§ **Records from a dataset**
────────────────────

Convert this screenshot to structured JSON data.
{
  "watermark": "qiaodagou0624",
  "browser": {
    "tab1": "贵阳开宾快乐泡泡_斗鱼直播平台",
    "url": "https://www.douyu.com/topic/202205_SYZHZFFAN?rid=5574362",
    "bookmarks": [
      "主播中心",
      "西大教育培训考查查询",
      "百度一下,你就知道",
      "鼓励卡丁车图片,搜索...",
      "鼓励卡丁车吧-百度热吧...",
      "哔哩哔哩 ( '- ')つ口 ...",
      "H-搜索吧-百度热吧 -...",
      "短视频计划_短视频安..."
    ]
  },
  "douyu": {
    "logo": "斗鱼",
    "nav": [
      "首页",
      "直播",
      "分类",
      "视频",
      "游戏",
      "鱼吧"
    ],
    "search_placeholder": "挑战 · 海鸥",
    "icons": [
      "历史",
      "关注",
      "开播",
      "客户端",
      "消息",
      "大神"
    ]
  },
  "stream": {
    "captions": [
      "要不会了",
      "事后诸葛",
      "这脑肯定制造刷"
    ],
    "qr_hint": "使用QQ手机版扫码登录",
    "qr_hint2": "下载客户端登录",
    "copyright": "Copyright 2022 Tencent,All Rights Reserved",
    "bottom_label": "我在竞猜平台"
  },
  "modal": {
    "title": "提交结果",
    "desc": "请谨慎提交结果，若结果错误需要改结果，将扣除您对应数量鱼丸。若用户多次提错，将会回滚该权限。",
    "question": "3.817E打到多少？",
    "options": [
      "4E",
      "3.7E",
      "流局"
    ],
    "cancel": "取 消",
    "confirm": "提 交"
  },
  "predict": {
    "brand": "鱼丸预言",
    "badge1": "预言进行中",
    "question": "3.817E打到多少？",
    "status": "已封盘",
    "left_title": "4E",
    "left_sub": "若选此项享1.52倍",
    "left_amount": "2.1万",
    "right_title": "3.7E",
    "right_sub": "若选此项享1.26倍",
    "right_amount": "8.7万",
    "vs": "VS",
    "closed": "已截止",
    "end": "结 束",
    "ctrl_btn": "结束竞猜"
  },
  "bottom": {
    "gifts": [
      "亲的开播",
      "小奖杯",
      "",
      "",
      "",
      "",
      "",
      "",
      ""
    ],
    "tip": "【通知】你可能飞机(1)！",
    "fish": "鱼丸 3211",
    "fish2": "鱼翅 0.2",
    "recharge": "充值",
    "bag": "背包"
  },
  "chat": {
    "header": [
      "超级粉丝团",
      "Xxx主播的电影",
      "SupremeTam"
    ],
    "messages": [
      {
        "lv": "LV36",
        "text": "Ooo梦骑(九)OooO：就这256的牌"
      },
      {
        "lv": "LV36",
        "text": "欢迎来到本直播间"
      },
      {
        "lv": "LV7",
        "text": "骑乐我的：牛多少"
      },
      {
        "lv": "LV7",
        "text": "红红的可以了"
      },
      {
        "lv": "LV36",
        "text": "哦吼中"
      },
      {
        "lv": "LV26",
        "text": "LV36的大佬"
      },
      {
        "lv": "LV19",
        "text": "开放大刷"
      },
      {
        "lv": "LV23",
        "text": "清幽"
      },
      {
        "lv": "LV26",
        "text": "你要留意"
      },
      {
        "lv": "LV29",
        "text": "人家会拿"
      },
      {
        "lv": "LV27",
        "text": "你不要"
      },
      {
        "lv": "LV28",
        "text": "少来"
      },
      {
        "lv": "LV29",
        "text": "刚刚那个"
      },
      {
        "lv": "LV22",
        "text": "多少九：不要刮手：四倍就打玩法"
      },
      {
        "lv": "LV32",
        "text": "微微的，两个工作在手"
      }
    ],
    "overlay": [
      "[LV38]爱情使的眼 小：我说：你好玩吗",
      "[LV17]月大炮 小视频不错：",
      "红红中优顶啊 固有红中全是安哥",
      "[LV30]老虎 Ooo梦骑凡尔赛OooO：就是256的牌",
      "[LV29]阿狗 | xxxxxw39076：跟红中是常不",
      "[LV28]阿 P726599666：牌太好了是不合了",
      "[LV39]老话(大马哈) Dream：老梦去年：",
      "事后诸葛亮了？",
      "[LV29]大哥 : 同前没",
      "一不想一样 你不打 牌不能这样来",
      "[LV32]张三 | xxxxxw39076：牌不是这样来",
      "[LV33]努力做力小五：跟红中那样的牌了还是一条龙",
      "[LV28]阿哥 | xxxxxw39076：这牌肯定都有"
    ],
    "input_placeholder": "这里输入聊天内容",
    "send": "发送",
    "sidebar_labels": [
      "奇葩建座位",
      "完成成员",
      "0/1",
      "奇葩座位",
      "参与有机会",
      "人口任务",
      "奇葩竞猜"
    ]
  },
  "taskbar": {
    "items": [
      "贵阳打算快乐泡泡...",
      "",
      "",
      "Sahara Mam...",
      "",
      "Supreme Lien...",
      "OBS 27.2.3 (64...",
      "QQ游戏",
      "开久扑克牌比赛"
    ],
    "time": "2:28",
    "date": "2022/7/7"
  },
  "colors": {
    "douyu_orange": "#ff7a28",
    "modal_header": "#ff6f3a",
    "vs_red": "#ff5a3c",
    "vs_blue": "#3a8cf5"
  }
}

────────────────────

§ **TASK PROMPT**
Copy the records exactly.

§ **OUTPUT BELOW**
Convert this screenshot to structured JSON data.
{
  "watermark": "qiaodagou0624",
  "browser": {
    "tab1": "贵阳开宾快乐泡泡_斗鱼直播平台",
    "url": "https://www.douyu.com/topic/202205_SYZHZFFAN?rid=5574362",
    "bookmarks": [
      "主播中心",
      "西大教育培训考查查询",
      "百度一下,你就知道",
      "鼓励卡丁车图片,搜索...",
      "鼓励卡丁车吧-百度热吧...",
      "哔哩哔哩 ( '- ')つ口 ...",
      "H-搜索吧-百度热吧 -...",
      "短视频计划_短视频安..."
    ]
  },
  "douyu": {
    "logo": "斗鱼",
    "nav": [
      "首页",
      "直播",
      "分类",
      "视频",
      "游戏",
      "鱼吧"
    ],
    "search_placeholder": "挑战 · 海鸥",
    "icons": [
      "历史",
      "关注",
      "开播",
      "客户端",
      "消息",
      "大神"
    ]
  },
  "stream": {
    "captions": [
      "要不会了",
      "事后诸葛",
      "这脑肯定制造刷"
    ],
    "qr_hint": "使用QQ手机版扫码登录",
    "qr_hint2": "下载客户端登录",
    "copyright": "Copyright 2022 Tencent,All Rights Reserved",
    "bottom_label": "我在竞猜平台"
  },
  "modal": {
    "title": "提交结果",
    "desc": "请谨慎提交结果，若结果错误需要改结果，将扣除您对应数量鱼丸。若用户多次提错，将会回滚该权限。",
    "question": "3.817E打到多少？",
    "options": [
      "4E",
      "3.7E",
      "流局"
    ],
    "cancel": "取 消",
    "confirm": "提 交"
  },
  "predict": {
    "brand": "鱼丸预言",
    "badge1": "预言进行中",
    "question": "3.817E打到多少？",
    "status": "已封盘",
    "left_title": "4E",
    "left_sub": "若选此项享1.52倍",
    "left_amount": "2.1万",
    "right_title": "3.7E",
    "right_sub": "若选此项享1.26倍",
    "right_amount": "8.7万",
    "vs": "VS",
    "closed": "已截止",
    "end": "结 束",
    "ctrl_btn": "结束竞猜"
  },
  "bottom": {
    "gifts": [
      "亲的开播",
      "小奖杯",
      "",
      "",
      "",
      "",
      "",
      "",
      ""
    ],
    "tip": "【通知】你可能飞机(1)！",
    "fish": "鱼丸 3211",
    "fish2": "鱼翅 0.2",
    "recharge": "充值",
    "bag": "背包"
  },
  "chat": {
    "header": [
      "超级粉丝团",
      "Xxx主播的电影",
      "SupremeTam"
    ],
    "messages": [
      {
        "lv": "LV36",
        "text": "Ooo梦骑(九)OooO：就这256的牌"
      },
      {
        "lv": "LV36",
        "text": "欢迎来到本直播间"
      },
      {
        "lv": "LV7",
        "text": "骑乐我的：牛多少"
      },
      {
        "lv": "LV7",
        "text": "红红的可以了"
      },
      {
        "lv": "LV36",
        "text": "哦吼中"
      },
      {
        "lv": "LV26",
        "text": "LV36的大佬"
      },
      {
        "lv": "LV19",
        "text": "开放大刷"
      },
      {
        "lv": "LV23",
        "text": "清幽"
      },
      {
        "lv": "LV26",
        "text": "你要留意"
      },
      {
        "lv": "LV29",
        "text": "人家会拿"
      },
      {
        "lv": "LV27",
        "text": "你不要"
      },
      {
        "lv": "LV28",
        "text": "少来"
      },
      {
        "lv": "LV29",
        "text": "刚刚那个"
      },
      {
        "lv": "LV22",
        "text": "多少九：不要刮手：四倍就打玩法"
      },
      {
        "lv": "LV32",
        "text": "微微的，两个工作在手"
      }
    ],
    "overlay": [
      "[LV38]爱情使的眼 小：我说：你好玩吗",
      "[LV17]月大炮 小视频不错：",
      "红红中优顶啊 固有红中全是安哥",
      "[LV30]老虎 Ooo梦骑凡尔赛OooO：就是256的牌",
      "[LV29]阿狗 | xxxxxw39076：跟红中是常不",
      "[LV28]阿 P726599666：牌太好了是不合了",
      "[LV39]老话(大马哈) Dream：老梦去年：",
      "事后诸葛亮了？",
      "[LV29]大哥 : 同前没",
      "一不想一样 你不打 牌不能这样来",
      "[LV32]张三 | xxxxxw39076：牌不是这样来",
      "[LV33]努力做力小五：跟红中那样的牌了还是一条龙",
      "[LV28]阿哥 | xxxxxw39076：这牌肯定都有"
    ],
    "input_placeholder": "这里输入聊天内容",
    "send": "发送",
    "sidebar_labels": [
      "奇葩建座位",
      "完成成员",
      "0/1",
      "奇葩座位",
      "参与有机会",
      "人口任务",
      "奇葩竞猜"
    ]
  },
  "taskbar": {
    "items": [
      "贵阳打算快乐泡泡...",
      "",
      "",
      "Sahara Mam...",
      "",
      "Supreme Lien...",
      "OBS 27.2.3 (64...",
      "QQ游戏",
      "开久扑克牌比赛"
    ],
    "time": "2:28",
    "date": "2022/7/7"
  },
  "colors": {
    "douyu_orange": "#ff7a28",
    "modal_header": "#ff6f3a",
    "vs_red": "#ff5a3c",
    "vs_blue": "#3a8cf5"
  }
}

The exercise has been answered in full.